• [YOUR GOAL]
Collect each line of the records containing the string "Speaker".

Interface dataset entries
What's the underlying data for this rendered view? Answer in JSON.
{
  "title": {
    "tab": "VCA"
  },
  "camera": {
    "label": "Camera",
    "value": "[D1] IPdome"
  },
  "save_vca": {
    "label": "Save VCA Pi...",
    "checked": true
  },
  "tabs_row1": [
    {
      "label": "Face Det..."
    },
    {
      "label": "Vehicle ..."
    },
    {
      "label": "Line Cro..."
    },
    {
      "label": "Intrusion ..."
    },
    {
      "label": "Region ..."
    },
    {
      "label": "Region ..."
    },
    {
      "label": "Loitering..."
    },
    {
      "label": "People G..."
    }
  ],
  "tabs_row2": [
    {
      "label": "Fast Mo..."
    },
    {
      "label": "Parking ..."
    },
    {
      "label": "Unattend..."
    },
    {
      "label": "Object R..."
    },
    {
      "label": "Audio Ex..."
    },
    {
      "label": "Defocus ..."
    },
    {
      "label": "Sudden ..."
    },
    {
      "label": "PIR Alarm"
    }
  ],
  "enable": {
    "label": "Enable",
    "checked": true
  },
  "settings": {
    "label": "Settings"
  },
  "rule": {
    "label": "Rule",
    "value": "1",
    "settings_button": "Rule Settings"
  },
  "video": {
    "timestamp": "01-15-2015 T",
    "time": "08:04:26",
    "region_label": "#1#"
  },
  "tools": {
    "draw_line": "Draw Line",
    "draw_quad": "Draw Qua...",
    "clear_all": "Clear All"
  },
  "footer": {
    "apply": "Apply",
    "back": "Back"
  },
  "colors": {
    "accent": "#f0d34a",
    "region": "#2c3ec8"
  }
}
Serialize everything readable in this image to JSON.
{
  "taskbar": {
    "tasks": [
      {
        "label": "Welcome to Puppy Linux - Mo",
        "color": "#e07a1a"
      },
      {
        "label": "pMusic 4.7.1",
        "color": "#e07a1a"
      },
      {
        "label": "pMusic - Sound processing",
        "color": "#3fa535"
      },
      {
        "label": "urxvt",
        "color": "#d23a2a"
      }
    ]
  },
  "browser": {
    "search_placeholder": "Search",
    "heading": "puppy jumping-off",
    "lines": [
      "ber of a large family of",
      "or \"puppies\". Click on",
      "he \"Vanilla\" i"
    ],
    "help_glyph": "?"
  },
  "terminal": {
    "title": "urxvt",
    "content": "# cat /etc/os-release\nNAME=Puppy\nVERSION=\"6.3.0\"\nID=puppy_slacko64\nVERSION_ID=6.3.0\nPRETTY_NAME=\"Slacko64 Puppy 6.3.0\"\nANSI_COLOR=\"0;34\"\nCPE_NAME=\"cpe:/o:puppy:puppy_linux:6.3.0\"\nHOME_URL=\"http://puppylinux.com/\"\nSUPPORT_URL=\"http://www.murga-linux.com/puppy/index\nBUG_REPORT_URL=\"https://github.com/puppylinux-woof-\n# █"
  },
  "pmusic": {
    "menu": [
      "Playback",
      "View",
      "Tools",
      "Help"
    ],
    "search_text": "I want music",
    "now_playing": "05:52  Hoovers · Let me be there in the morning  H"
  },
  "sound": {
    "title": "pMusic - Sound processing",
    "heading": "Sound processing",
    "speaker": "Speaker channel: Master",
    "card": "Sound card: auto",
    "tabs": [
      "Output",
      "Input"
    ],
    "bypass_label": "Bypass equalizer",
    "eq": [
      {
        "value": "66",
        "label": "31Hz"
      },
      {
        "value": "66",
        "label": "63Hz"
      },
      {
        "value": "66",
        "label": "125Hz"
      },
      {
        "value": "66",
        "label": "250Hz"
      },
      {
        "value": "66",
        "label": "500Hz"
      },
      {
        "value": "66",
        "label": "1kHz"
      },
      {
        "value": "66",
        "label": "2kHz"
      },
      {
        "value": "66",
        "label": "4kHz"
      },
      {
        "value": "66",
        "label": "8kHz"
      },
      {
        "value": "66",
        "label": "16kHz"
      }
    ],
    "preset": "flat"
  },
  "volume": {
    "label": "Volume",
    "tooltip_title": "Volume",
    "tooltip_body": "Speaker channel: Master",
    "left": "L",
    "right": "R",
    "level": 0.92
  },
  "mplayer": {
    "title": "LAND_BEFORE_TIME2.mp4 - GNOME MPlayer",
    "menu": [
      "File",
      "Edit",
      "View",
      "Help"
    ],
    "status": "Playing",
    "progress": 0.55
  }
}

• [FINISHED EXERCISE]
    "speaker": "Speaker channel: Master",
    "tooltip_body": "Speaker channel: Master",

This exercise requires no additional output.